What you are asked to do:
The records are to be copied word for word, and the pictures dropped.
-- Available records follows --
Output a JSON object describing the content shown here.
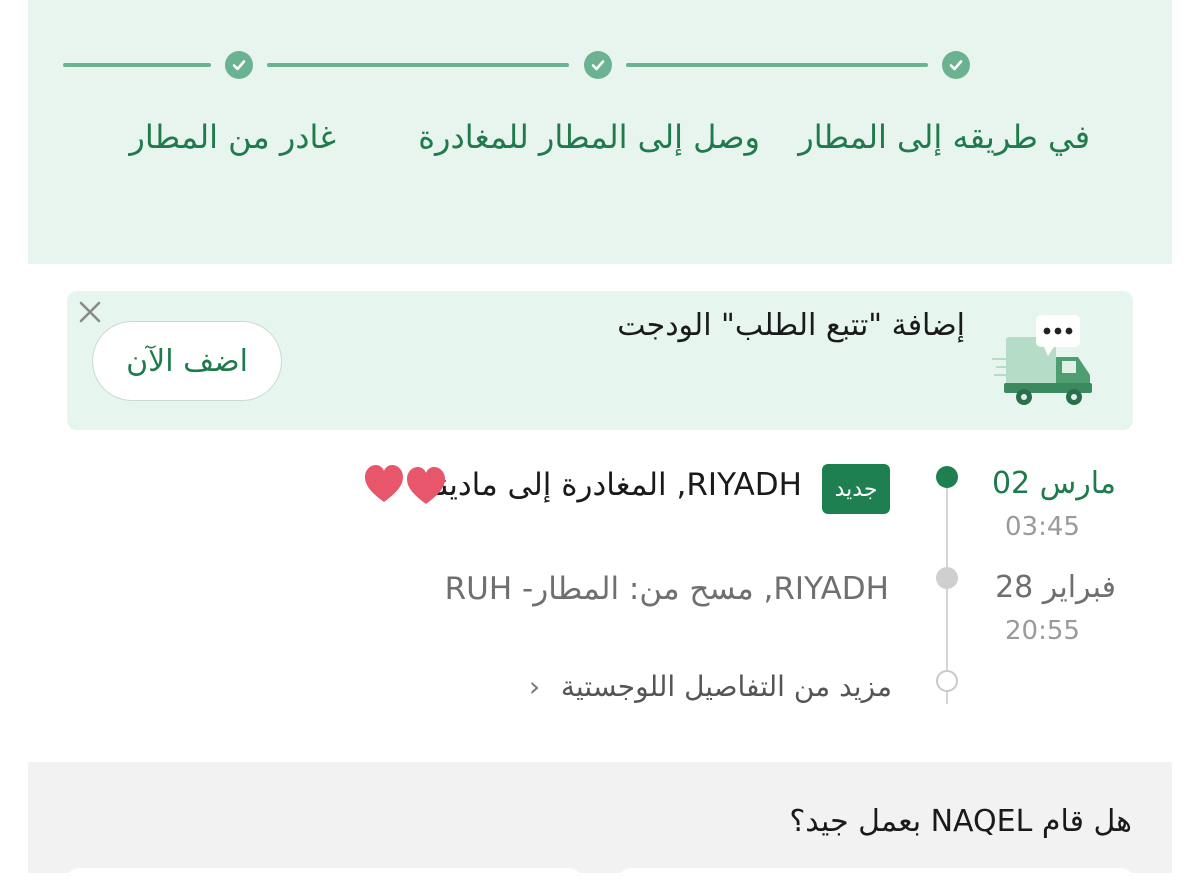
{
  "progress": {
    "steps": [
      {
        "label": "في طريقه إلى المطار",
        "state": "done"
      },
      {
        "label": "وصل إلى المطار للمغادرة",
        "state": "done"
      },
      {
        "label": "غادر من المطار",
        "state": "done"
      }
    ]
  },
  "widget_promo": {
    "title": "إضافة \"تتبع الطلب\" الودجت",
    "button_label": "اضف الآن",
    "close_icon": "close-icon",
    "illustration": "delivery-truck-icon"
  },
  "timeline": {
    "events": [
      {
        "date": "مارس 02",
        "time": "03:45",
        "badge": "جديد",
        "text": "RIYADH, المغادرة إلى مادينا",
        "status": "current"
      },
      {
        "date": "فبراير 28",
        "time": "20:55",
        "text": "RIYADH, مسح من: المطار- RUH",
        "status": "past"
      }
    ],
    "more_link": "مزيد من التفاصيل اللوجستية",
    "more_icon": "chevron-left-icon"
  },
  "rating": {
    "question": "هل قام NAQEL بعمل جيد؟"
  },
  "colors": {
    "brand_green": "#1f7a4c",
    "step_green": "#6bb292",
    "panel_bg": "#e8f4ee",
    "badge_bg": "#1e8050",
    "heart": "#e8566c"
  }
}
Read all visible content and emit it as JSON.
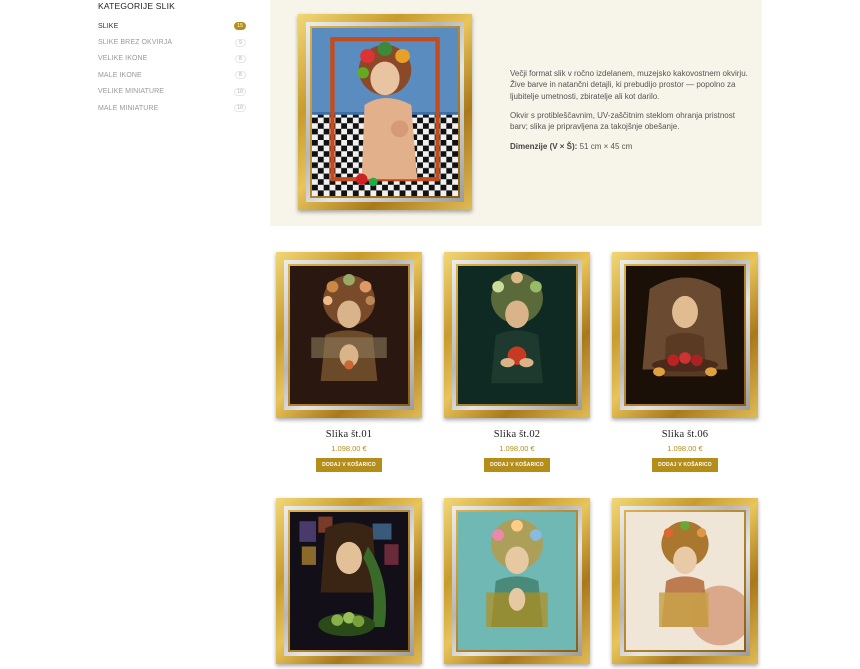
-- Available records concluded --
Solution for this exercise:
Output a JSON object describing the content shown here.
{
  "progress": {
    "steps": [
      {
        "label": "في طريقه إلى المطار",
        "state": "done"
      },
      {
        "label": "وصل إلى المطار للمغادرة",
        "state": "done"
      },
      {
        "label": "غادر من المطار",
        "state": "done"
      }
    ]
  },
  "widget_promo": {
    "title": "إضافة \"تتبع الطلب\" الودجت",
    "button_label": "اضف الآن",
    "close_icon": "close-icon",
    "illustration": "delivery-truck-icon"
  },
  "timeline": {
    "events": [
      {
        "date": "مارس 02",
        "time": "03:45",
        "badge": "جديد",
        "text": "RIYADH, المغادرة إلى مادينا",
        "status": "current"
      },
      {
        "date": "فبراير 28",
        "time": "20:55",
        "text": "RIYADH, مسح من: المطار- RUH",
        "status": "past"
      }
    ],
    "more_link": "مزيد من التفاصيل اللوجستية",
    "more_icon": "chevron-left-icon"
  },
  "rating": {
    "question": "هل قام NAQEL بعمل جيد؟"
  },
  "colors": {
    "brand_green": "#1f7a4c",
    "step_green": "#6bb292",
    "panel_bg": "#e8f4ee",
    "badge_bg": "#1e8050",
    "heart": "#e8566c"
  }
}
Read all visible content and emit it as JSON.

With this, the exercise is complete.